Education in Malaysia
- Education institutions
Datuk Seri Mohamed Khaled Nordin
Former Minister of Higher Education
Within the landscape of such critical concerns and challenges that confront higher education we are charged with producing a competent and resourceful workforce equipped to meet the challenges of developing and using tomorrow’s technological innovations and trained to face the demands of the economies of the future. There is also a need to examine the different perspectives about the provision of higher education. Some economists and higher education leaders view higher education as a business while other global experts state that ‘higher education is not just a business’. Such basic questions are often at the very core of tensions that exist between public and private higher education institutions in many developed and developing economies.
Datuk Seri Mohamed Khaled Nordin was born on 30 November 1958. He studied law at Malaya University, Kuala Lumpur before pursuing a career in politics. He is a member of the United Malays National Organisation. Between 2004 and 2008 general elections, he held the office of Minister of Entrepreneurial and Cooperative Development. In 2008, he became Minister of Higher Education. Mohamed Khaled Nordin is a Member of Parliament for the Pasir Gudang constituency.
Joined Commonwealth: 1957
Population: 29,240,000 (2012)
GDP p.c. growth: 3.6% p.a. 1990–2012
UN HDI 2012: World ranking 64
Net secondary enrolment: 66.3% (2011)
Gross tertiary enrolment: 36% (2011)
Adult literacy: 93.1% (2010)
Public spending on education was 6.8 per cent of GDP in 2011.
The Ministry of Education and Ministry of Higher Education are the principal government agencies in the country’s education sector. The other government agencies in the sector are the Malaysian Examination Council, the premier exam board; the Institute of Language; the Literature and National Institute for Translation, which trains translators; the Education Marketing Division, which promotes Malaysian higher education domestically and abroad; and the state-backed Malaysia International Scholarship (MIS) which aims to retain the nation’s premier talent within the country.
There are six years of compulsory education starting at the age of six. Primary school comprises six years and secondary seven, with cycles of three and four years.
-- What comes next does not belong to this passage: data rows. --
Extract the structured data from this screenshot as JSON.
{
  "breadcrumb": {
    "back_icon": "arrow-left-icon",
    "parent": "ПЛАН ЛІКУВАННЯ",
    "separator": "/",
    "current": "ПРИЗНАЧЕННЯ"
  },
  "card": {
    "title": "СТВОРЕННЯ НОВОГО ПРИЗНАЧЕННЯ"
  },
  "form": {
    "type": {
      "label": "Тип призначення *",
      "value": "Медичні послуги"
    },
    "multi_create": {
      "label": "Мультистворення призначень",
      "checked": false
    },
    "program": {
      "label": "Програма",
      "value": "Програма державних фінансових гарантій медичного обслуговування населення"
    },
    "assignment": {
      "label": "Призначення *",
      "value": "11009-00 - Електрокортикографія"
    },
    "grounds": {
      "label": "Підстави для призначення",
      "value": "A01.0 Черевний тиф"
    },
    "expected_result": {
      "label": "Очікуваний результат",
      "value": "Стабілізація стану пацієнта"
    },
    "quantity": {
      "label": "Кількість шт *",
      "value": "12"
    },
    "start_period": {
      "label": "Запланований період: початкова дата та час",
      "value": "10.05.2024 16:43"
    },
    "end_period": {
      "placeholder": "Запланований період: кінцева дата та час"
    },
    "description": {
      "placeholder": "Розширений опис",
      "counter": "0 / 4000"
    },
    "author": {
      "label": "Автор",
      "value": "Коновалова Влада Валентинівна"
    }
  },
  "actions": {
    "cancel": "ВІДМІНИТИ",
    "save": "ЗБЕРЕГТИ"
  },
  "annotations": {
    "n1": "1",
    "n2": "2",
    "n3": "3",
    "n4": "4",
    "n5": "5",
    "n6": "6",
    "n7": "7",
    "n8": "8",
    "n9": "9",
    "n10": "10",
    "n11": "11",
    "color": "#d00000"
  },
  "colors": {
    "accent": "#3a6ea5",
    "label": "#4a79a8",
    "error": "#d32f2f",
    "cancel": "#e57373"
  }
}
Some 99 per cent of pupils complete primary school (2009). The school year starts in January and comprises two terms.
The tertiary sector comprises 20 public universities, 22 polytechnics, 37 community colleges, and many private universities and colleges, located throughout the country (2013). The longest-established universities are the University of Malaya (Kuala Lumpur, 1905) and Universiti Teknologi Malaysia in Skudai (Johor, 1904 as the Technical School, becoming a university in 1972). Open and distance education is provided by the Open University Malaysia, which was established as a private university by a consortium of 11 public universities in 2000. The female-male ratio for gross enrolment in tertiary education is 1.2:1 (2011). Literacy among people aged 15-24 is 98.4 per cent (2010).